Did you read my list of 3 neat new features coming to Nautilus? This set of improvements will really help to improve the usability of the GNOME file manager.
But they’re not the only changes that could be winging their way to Nautilus.
Work is underway on a new way to integrate cloud providers in Nautilus to deliver a more consistent and uniform experience — and this work might mean the end of hokey third-party Nautilus patches, legacy tray icons, and multiple sync daemons.
This official GNOME Design team mockup shows exactly how this integration would work:
This is similar to how cloud service providers integrate with the ChromeOS file manager app.
Work started on creating ‘cloud provider integration’ back in 2015. GNOME developer Julius Härtl recently picked up the work as part of Google Summer of Code 2017. He’s refactored the initial code, split it out into separate libraries, and added support for native DBus signals to ‘react to changes of the cloud providers’.

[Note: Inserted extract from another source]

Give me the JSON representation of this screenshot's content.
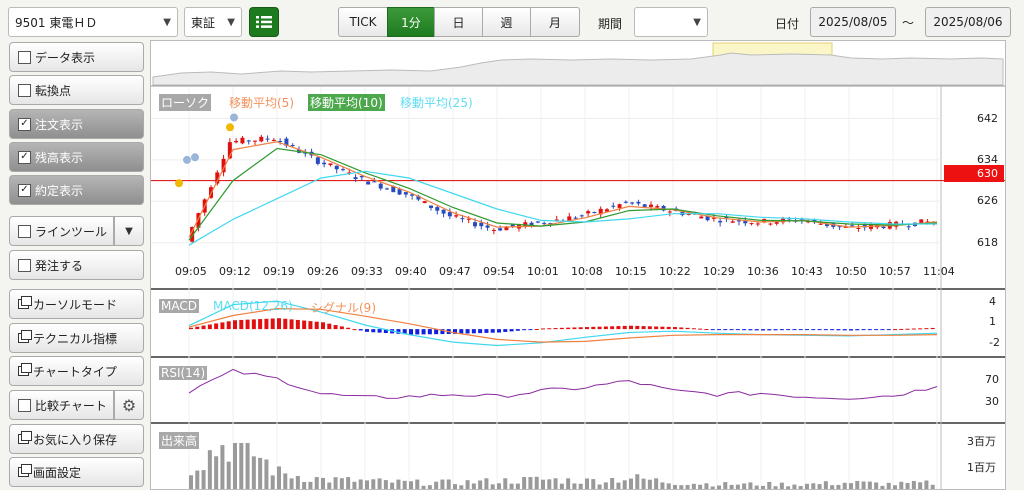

What’s particularly useful is that feature doesn’t have to rely on cloud providers adding support for this feature themselves (which, let’s face it, many are loathe to do).

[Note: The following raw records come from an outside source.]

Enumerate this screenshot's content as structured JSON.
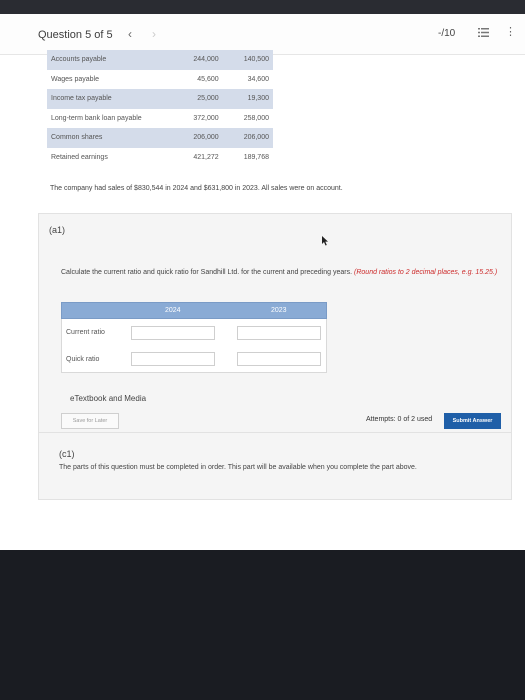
{
  "header": {
    "question_label": "Question 5 of 5",
    "prev_glyph": "‹",
    "next_glyph": "›",
    "score": "-/10"
  },
  "balances": {
    "rows": [
      {
        "label": "Accounts payable",
        "y2024": "244,000",
        "y2023": "140,500"
      },
      {
        "label": "Wages payable",
        "y2024": "45,600",
        "y2023": "34,600"
      },
      {
        "label": "Income tax payable",
        "y2024": "25,000",
        "y2023": "19,300"
      },
      {
        "label": "Long-term bank loan payable",
        "y2024": "372,000",
        "y2023": "258,000"
      },
      {
        "label": "Common shares",
        "y2024": "206,000",
        "y2023": "206,000"
      },
      {
        "label": "Retained earnings",
        "y2024": "421,272",
        "y2023": "189,768"
      }
    ]
  },
  "sales_note": "The company had sales of $830,544 in 2024 and $631,800 in 2023. All sales were on account.",
  "part_a1": {
    "title": "(a1)",
    "instruction": "Calculate the current ratio and quick ratio for Sandhill Ltd. for the current and preceding years.",
    "instruction_hint": "(Round ratios to 2 decimal places, e.g. 15.25.)",
    "columns": [
      "2024",
      "2023"
    ],
    "rows": [
      {
        "label": "Current ratio",
        "y2024": "",
        "y2023": ""
      },
      {
        "label": "Quick ratio",
        "y2024": "",
        "y2023": ""
      }
    ],
    "etextbook_label": "eTextbook and Media",
    "save_label": "Save for Later",
    "attempts": "Attempts: 0 of 2 used",
    "submit_label": "Submit Answer"
  },
  "part_c1": {
    "title": "(c1)",
    "note": "The parts of this question must be completed in order. This part will be available when you complete the part above."
  },
  "icons": {
    "list": "list-icon",
    "more": "more-vertical-icon",
    "cursor": "mouse-cursor-icon"
  }
}
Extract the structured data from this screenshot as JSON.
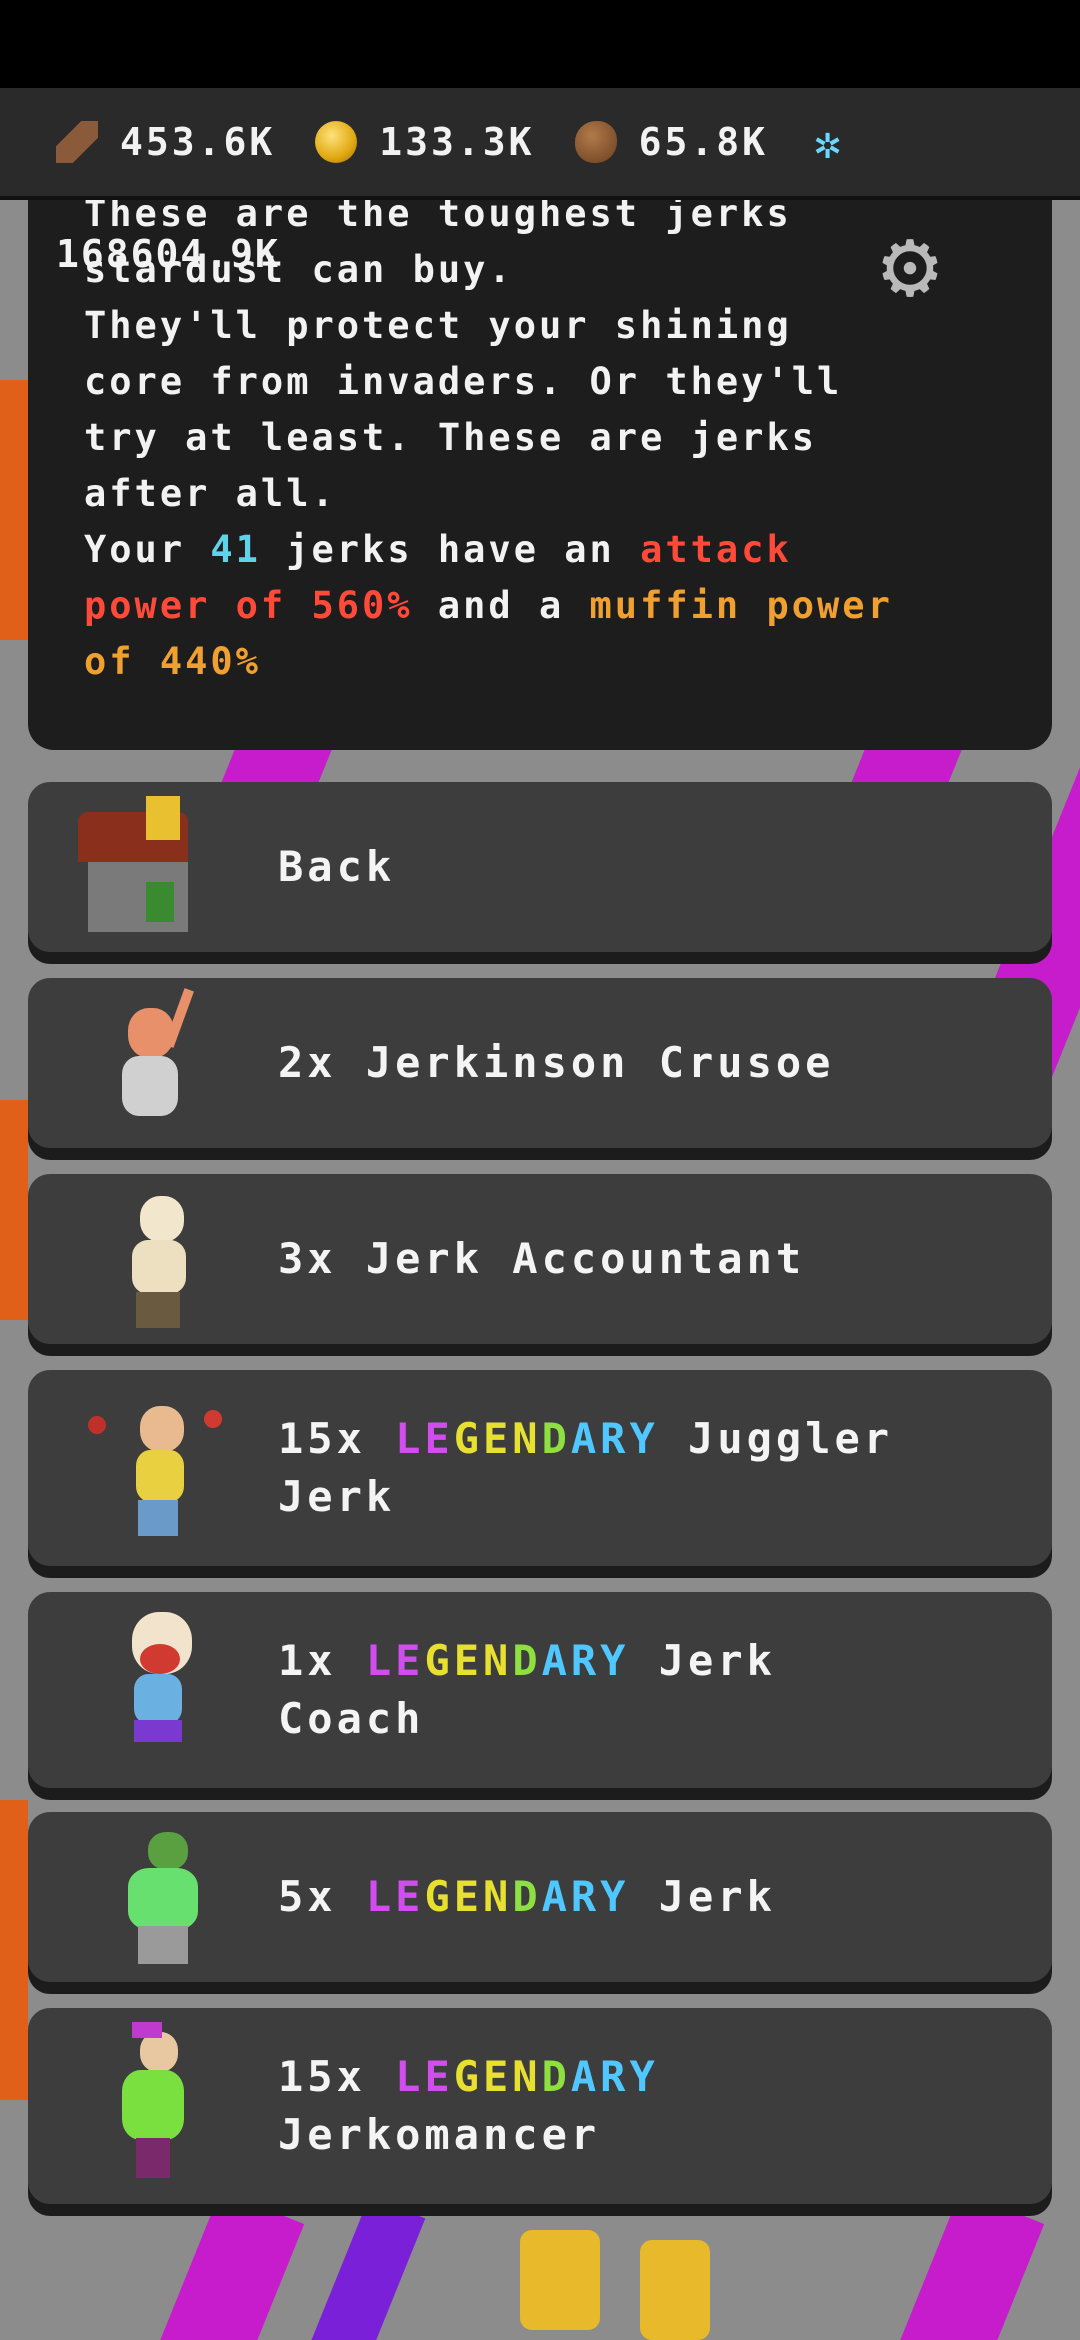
{
  "resources": [
    {
      "icon": "log-icon",
      "value": "453.6K"
    },
    {
      "icon": "coin-icon",
      "value": "133.3K"
    },
    {
      "icon": "seed-icon",
      "value": "65.8K"
    },
    {
      "icon": "stardust-icon",
      "value": ""
    }
  ],
  "counter": "168604.9K",
  "panel": {
    "line1": "These are the toughest jerks",
    "line2": "stardust can buy.",
    "line3": "They'll protect your shining",
    "line4": "core from invaders. Or they'll",
    "line5": "try at least. These are jerks",
    "line6": "after all.",
    "line7_a": "Your ",
    "count": "41",
    "line7_b": " jerks have an ",
    "attack": "attack",
    "line8_a": "power of 560%",
    "line8_b": " and a ",
    "muffin": "muffin power",
    "line9": "of 440%"
  },
  "buttons": {
    "back": "Back",
    "crusoe": "2x Jerkinson Crusoe",
    "accountant": "3x Jerk Accountant",
    "juggler_count": "15x",
    "juggler_name": "Juggler",
    "juggler_name2": "Jerk",
    "coach_count": "1x",
    "coach_name": "Jerk",
    "coach_name2": "Coach",
    "jerk_count": "5x",
    "jerk_name": "Jerk",
    "mancer_count": "15x",
    "mancer_name": "Jerkomancer"
  },
  "legendary": {
    "le": "LE",
    "gen": "GEN",
    "d": "D",
    "ary": "ARY"
  },
  "colors": {
    "panel_bg": "#1d1d1d",
    "button_bg": "#3d3d3d",
    "cyan": "#5fd4e8",
    "red": "#ff4a3a",
    "orange": "#f0a030"
  }
}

Instead, provided there’s an API available, anyone can create a budge between the cloud provider and Nautilus, albeit only as much as that API allows (this is what third-party ChromeOS developers had to do for Dropbox and OneDrive).

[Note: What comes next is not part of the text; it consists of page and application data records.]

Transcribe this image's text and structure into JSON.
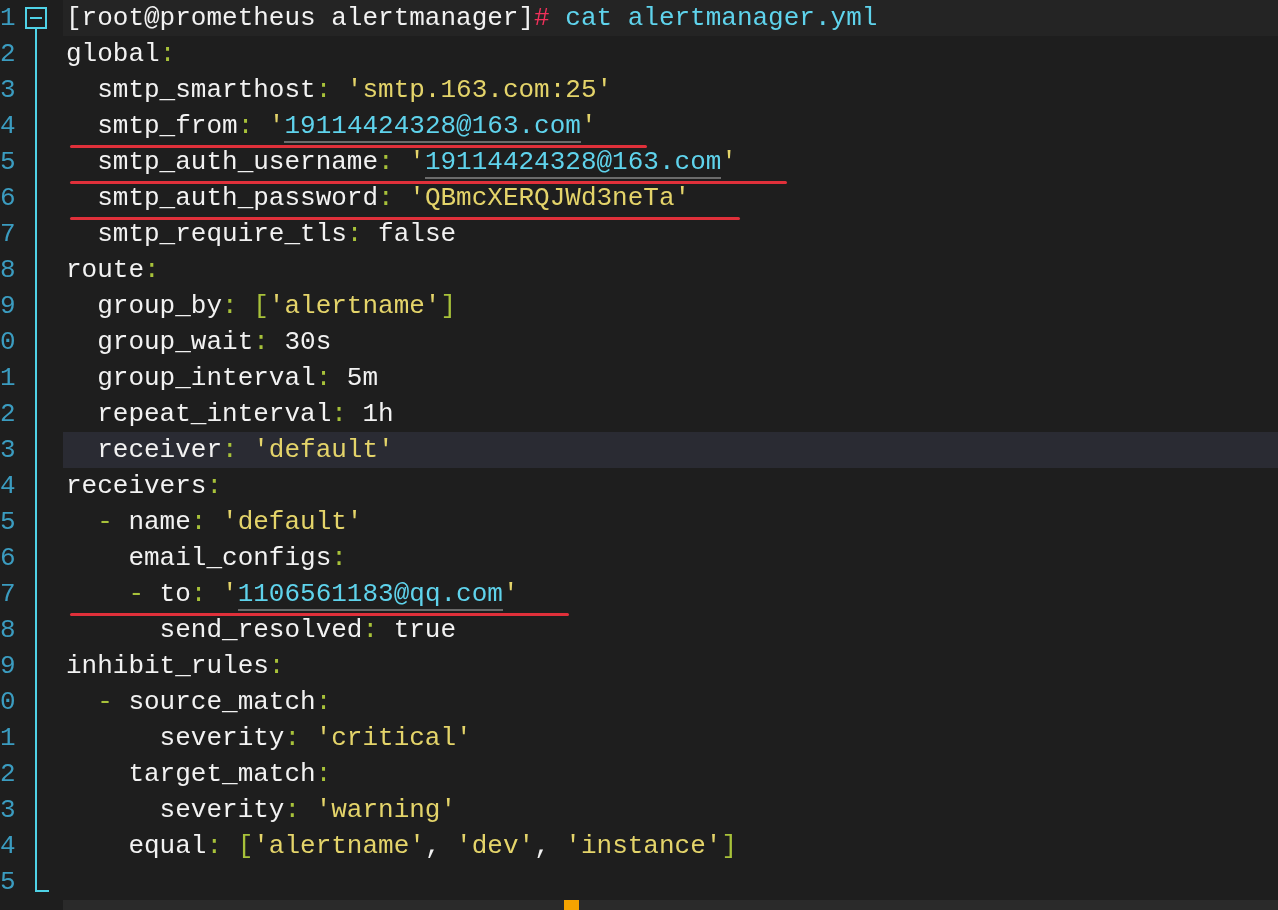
{
  "editor": {
    "lines": [
      {
        "number": "1",
        "highlighted": false,
        "underlined": false,
        "tokens": [
          {
            "kind": "text",
            "text": "[root@prometheus alertmanager]"
          },
          {
            "kind": "hash",
            "text": "#"
          },
          {
            "kind": "cmd",
            "text": " cat alertmanager.yml"
          }
        ]
      },
      {
        "number": "2",
        "highlighted": false,
        "underlined": false,
        "tokens": [
          {
            "kind": "text",
            "text": "global"
          },
          {
            "kind": "punct",
            "text": ":"
          }
        ]
      },
      {
        "number": "3",
        "highlighted": false,
        "underlined": false,
        "tokens": [
          {
            "kind": "text",
            "text": "  smtp_smarthost"
          },
          {
            "kind": "punct",
            "text": ":"
          },
          {
            "kind": "string",
            "text": " 'smtp.163.com:25'"
          }
        ]
      },
      {
        "number": "4",
        "highlighted": false,
        "underlined": true,
        "tokens": [
          {
            "kind": "text",
            "text": "  smtp_from"
          },
          {
            "kind": "punct",
            "text": ":"
          },
          {
            "kind": "string",
            "text": " '"
          },
          {
            "kind": "link",
            "text": "19114424328@163.com"
          },
          {
            "kind": "string",
            "text": "'"
          }
        ]
      },
      {
        "number": "5",
        "highlighted": false,
        "underlined": true,
        "tokens": [
          {
            "kind": "text",
            "text": "  smtp_auth_username"
          },
          {
            "kind": "punct",
            "text": ":"
          },
          {
            "kind": "string",
            "text": " '"
          },
          {
            "kind": "link",
            "text": "19114424328@163.com"
          },
          {
            "kind": "string",
            "text": "'"
          }
        ]
      },
      {
        "number": "6",
        "highlighted": false,
        "underlined": true,
        "tokens": [
          {
            "kind": "text",
            "text": "  smtp_auth_password"
          },
          {
            "kind": "punct",
            "text": ":"
          },
          {
            "kind": "string",
            "text": " 'QBmcXERQJWd3neTa'"
          }
        ]
      },
      {
        "number": "7",
        "highlighted": false,
        "underlined": false,
        "tokens": [
          {
            "kind": "text",
            "text": "  smtp_require_tls"
          },
          {
            "kind": "punct",
            "text": ":"
          },
          {
            "kind": "text",
            "text": " false"
          }
        ]
      },
      {
        "number": "8",
        "highlighted": false,
        "underlined": false,
        "tokens": [
          {
            "kind": "text",
            "text": "route"
          },
          {
            "kind": "punct",
            "text": ":"
          }
        ]
      },
      {
        "number": "9",
        "highlighted": false,
        "underlined": false,
        "tokens": [
          {
            "kind": "text",
            "text": "  group_by"
          },
          {
            "kind": "punct",
            "text": ": ["
          },
          {
            "kind": "string",
            "text": "'alertname'"
          },
          {
            "kind": "punct",
            "text": "]"
          }
        ]
      },
      {
        "number": "0",
        "highlighted": false,
        "underlined": false,
        "tokens": [
          {
            "kind": "text",
            "text": "  group_wait"
          },
          {
            "kind": "punct",
            "text": ":"
          },
          {
            "kind": "text",
            "text": " 30s"
          }
        ]
      },
      {
        "number": "1",
        "highlighted": false,
        "underlined": false,
        "tokens": [
          {
            "kind": "text",
            "text": "  group_interval"
          },
          {
            "kind": "punct",
            "text": ":"
          },
          {
            "kind": "text",
            "text": " 5m"
          }
        ]
      },
      {
        "number": "2",
        "highlighted": false,
        "underlined": false,
        "tokens": [
          {
            "kind": "text",
            "text": "  repeat_interval"
          },
          {
            "kind": "punct",
            "text": ":"
          },
          {
            "kind": "text",
            "text": " 1h"
          }
        ]
      },
      {
        "number": "3",
        "highlighted": true,
        "underlined": false,
        "tokens": [
          {
            "kind": "text",
            "text": "  receiver"
          },
          {
            "kind": "punct",
            "text": ":"
          },
          {
            "kind": "string",
            "text": " 'default'"
          }
        ]
      },
      {
        "number": "4",
        "highlighted": false,
        "underlined": false,
        "tokens": [
          {
            "kind": "text",
            "text": "receivers"
          },
          {
            "kind": "punct",
            "text": ":"
          }
        ]
      },
      {
        "number": "5",
        "highlighted": false,
        "underlined": false,
        "tokens": [
          {
            "kind": "punct",
            "text": "  -"
          },
          {
            "kind": "text",
            "text": " name"
          },
          {
            "kind": "punct",
            "text": ":"
          },
          {
            "kind": "string",
            "text": " 'default'"
          }
        ]
      },
      {
        "number": "6",
        "highlighted": false,
        "underlined": false,
        "tokens": [
          {
            "kind": "text",
            "text": "    email_configs"
          },
          {
            "kind": "punct",
            "text": ":"
          }
        ]
      },
      {
        "number": "7",
        "highlighted": false,
        "underlined": true,
        "tokens": [
          {
            "kind": "punct",
            "text": "    -"
          },
          {
            "kind": "text",
            "text": " to"
          },
          {
            "kind": "punct",
            "text": ":"
          },
          {
            "kind": "string",
            "text": " '"
          },
          {
            "kind": "link",
            "text": "1106561183@qq.com"
          },
          {
            "kind": "string",
            "text": "'"
          }
        ]
      },
      {
        "number": "8",
        "highlighted": false,
        "underlined": false,
        "tokens": [
          {
            "kind": "text",
            "text": "      send_resolved"
          },
          {
            "kind": "punct",
            "text": ":"
          },
          {
            "kind": "text",
            "text": " true"
          }
        ]
      },
      {
        "number": "9",
        "highlighted": false,
        "underlined": false,
        "tokens": [
          {
            "kind": "text",
            "text": "inhibit_rules"
          },
          {
            "kind": "punct",
            "text": ":"
          }
        ]
      },
      {
        "number": "0",
        "highlighted": false,
        "underlined": false,
        "tokens": [
          {
            "kind": "punct",
            "text": "  -"
          },
          {
            "kind": "text",
            "text": " source_match"
          },
          {
            "kind": "punct",
            "text": ":"
          }
        ]
      },
      {
        "number": "1",
        "highlighted": false,
        "underlined": false,
        "tokens": [
          {
            "kind": "text",
            "text": "      severity"
          },
          {
            "kind": "punct",
            "text": ":"
          },
          {
            "kind": "string",
            "text": " 'critical'"
          }
        ]
      },
      {
        "number": "2",
        "highlighted": false,
        "underlined": false,
        "tokens": [
          {
            "kind": "text",
            "text": "    target_match"
          },
          {
            "kind": "punct",
            "text": ":"
          }
        ]
      },
      {
        "number": "3",
        "highlighted": false,
        "underlined": false,
        "tokens": [
          {
            "kind": "text",
            "text": "      severity"
          },
          {
            "kind": "punct",
            "text": ":"
          },
          {
            "kind": "string",
            "text": " 'warning'"
          }
        ]
      },
      {
        "number": "4",
        "highlighted": false,
        "underlined": false,
        "tokens": [
          {
            "kind": "text",
            "text": "    equal"
          },
          {
            "kind": "punct",
            "text": ": ["
          },
          {
            "kind": "string",
            "text": "'alertname'"
          },
          {
            "kind": "text",
            "text": ", "
          },
          {
            "kind": "string",
            "text": "'dev'"
          },
          {
            "kind": "text",
            "text": ", "
          },
          {
            "kind": "string",
            "text": "'instance'"
          },
          {
            "kind": "punct",
            "text": "]"
          }
        ]
      },
      {
        "number": "5",
        "highlighted": false,
        "underlined": false
      }
    ]
  }
}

Here’s a short video that shows how these features is looking today:
Work In Progress
Promising stuff, isn’t it?
It would certainly save me the hassle after every fresh install of needing to head out and hunt down the official Dropbox Linux app, install the google-drive-ocamlfuse plugin, and remember make a web launcher for the files my sister shares with me in OneDrive.
As of yet there’s no definitive word as to when when (or if) this work will make it in to regular Nautilus. Developers are yet to play around integrating a real-life cloud provider like Dropbox, OneDrive, or SpiderOak.
While there are already a number of ways to integrate, sync and use cloud storage services on GNOME — you can mount Google Drive as a remote share in Nautilus OOTB — but a unified approach would make working with multiple providers a more coherent, reliable experience.